Problem details:
Report each line of the entries below that has the word "this" in it.

:::

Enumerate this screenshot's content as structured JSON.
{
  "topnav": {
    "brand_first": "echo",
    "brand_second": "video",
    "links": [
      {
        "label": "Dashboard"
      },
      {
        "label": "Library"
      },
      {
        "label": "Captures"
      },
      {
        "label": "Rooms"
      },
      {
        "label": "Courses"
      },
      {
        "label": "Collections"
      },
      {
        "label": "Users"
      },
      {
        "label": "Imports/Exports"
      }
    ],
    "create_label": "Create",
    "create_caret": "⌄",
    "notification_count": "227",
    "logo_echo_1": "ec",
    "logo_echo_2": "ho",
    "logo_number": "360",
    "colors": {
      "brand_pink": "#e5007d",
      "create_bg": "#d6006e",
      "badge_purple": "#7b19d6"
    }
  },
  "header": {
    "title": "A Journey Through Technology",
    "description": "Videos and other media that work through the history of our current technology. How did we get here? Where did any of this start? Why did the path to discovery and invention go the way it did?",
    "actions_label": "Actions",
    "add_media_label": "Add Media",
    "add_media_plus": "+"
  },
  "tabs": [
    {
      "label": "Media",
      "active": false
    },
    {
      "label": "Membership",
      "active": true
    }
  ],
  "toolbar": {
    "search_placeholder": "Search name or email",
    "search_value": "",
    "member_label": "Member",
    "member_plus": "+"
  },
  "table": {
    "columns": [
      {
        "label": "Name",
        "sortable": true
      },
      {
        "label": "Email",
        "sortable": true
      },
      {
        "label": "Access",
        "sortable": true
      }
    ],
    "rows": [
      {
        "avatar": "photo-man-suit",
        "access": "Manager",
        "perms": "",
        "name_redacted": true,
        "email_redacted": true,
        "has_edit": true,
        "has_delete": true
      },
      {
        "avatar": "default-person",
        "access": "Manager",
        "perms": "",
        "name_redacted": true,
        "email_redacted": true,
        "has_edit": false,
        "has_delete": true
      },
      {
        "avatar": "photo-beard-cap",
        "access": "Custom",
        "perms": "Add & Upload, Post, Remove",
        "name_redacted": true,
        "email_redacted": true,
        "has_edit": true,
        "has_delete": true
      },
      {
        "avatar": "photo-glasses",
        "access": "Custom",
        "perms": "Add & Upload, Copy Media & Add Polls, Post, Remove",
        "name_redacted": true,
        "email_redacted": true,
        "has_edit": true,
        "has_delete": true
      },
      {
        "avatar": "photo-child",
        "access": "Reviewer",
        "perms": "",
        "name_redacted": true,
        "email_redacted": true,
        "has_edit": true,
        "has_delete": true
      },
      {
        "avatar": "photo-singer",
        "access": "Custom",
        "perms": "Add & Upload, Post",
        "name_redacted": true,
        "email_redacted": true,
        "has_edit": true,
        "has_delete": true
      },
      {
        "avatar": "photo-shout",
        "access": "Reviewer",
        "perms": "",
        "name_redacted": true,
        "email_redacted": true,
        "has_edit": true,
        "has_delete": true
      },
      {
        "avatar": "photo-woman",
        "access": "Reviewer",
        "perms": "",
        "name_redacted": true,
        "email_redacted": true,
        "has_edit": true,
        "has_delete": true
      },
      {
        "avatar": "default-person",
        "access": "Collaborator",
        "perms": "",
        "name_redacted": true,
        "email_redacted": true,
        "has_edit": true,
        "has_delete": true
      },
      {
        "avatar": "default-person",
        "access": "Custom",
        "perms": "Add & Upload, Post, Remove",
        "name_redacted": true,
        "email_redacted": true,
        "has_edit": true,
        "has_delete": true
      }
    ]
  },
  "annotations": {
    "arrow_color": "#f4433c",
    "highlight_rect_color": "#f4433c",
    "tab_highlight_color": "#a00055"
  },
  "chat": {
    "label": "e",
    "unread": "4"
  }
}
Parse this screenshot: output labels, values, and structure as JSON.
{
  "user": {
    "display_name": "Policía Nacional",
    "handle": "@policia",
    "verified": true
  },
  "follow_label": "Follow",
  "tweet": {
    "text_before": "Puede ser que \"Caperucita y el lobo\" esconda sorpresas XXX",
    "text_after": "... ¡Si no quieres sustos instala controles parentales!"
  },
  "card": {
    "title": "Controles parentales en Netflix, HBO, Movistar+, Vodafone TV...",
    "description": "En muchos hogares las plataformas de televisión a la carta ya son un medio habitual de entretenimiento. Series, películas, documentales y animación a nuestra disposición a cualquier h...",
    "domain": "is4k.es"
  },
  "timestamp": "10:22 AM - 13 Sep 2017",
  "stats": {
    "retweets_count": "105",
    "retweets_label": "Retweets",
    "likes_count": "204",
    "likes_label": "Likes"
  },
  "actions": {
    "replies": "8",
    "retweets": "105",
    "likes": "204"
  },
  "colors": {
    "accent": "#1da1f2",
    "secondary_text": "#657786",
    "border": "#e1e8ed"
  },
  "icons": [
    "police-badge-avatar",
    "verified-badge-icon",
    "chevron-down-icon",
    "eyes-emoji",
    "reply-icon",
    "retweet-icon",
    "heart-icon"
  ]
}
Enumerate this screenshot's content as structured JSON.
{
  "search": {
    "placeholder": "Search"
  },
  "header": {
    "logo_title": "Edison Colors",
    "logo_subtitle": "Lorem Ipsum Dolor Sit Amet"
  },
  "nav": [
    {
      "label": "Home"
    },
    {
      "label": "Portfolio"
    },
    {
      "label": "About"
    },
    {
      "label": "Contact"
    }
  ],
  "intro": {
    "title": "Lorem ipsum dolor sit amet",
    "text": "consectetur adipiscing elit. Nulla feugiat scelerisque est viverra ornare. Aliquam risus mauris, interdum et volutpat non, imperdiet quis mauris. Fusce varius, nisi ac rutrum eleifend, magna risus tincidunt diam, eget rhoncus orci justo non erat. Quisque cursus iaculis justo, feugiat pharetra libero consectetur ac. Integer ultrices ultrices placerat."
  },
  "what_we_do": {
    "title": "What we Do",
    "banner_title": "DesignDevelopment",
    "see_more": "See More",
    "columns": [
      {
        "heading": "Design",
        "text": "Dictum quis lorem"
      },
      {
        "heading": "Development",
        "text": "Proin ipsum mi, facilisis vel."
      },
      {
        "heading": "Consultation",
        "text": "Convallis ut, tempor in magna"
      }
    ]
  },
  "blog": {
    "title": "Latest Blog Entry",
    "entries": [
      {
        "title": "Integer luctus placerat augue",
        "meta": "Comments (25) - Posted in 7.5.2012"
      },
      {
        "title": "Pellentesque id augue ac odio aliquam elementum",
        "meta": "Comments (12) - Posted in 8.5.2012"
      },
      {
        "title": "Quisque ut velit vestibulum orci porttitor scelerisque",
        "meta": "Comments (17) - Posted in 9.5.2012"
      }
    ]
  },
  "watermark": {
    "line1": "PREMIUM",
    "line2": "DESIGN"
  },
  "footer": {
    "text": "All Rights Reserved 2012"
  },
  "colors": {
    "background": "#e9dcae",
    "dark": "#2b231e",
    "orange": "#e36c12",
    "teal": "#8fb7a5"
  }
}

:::

Answer section:
Enumerate this screenshot's content as structured JSON.
    "description": "Videos and other media that work through the history of our current technology. How did we get here? Where did any of this start? Why did the path to discovery and invention go the way it did?",
Parse this screenshot: output labels, values, and structure as JSON.
Enumerate this screenshot's content as structured JSON.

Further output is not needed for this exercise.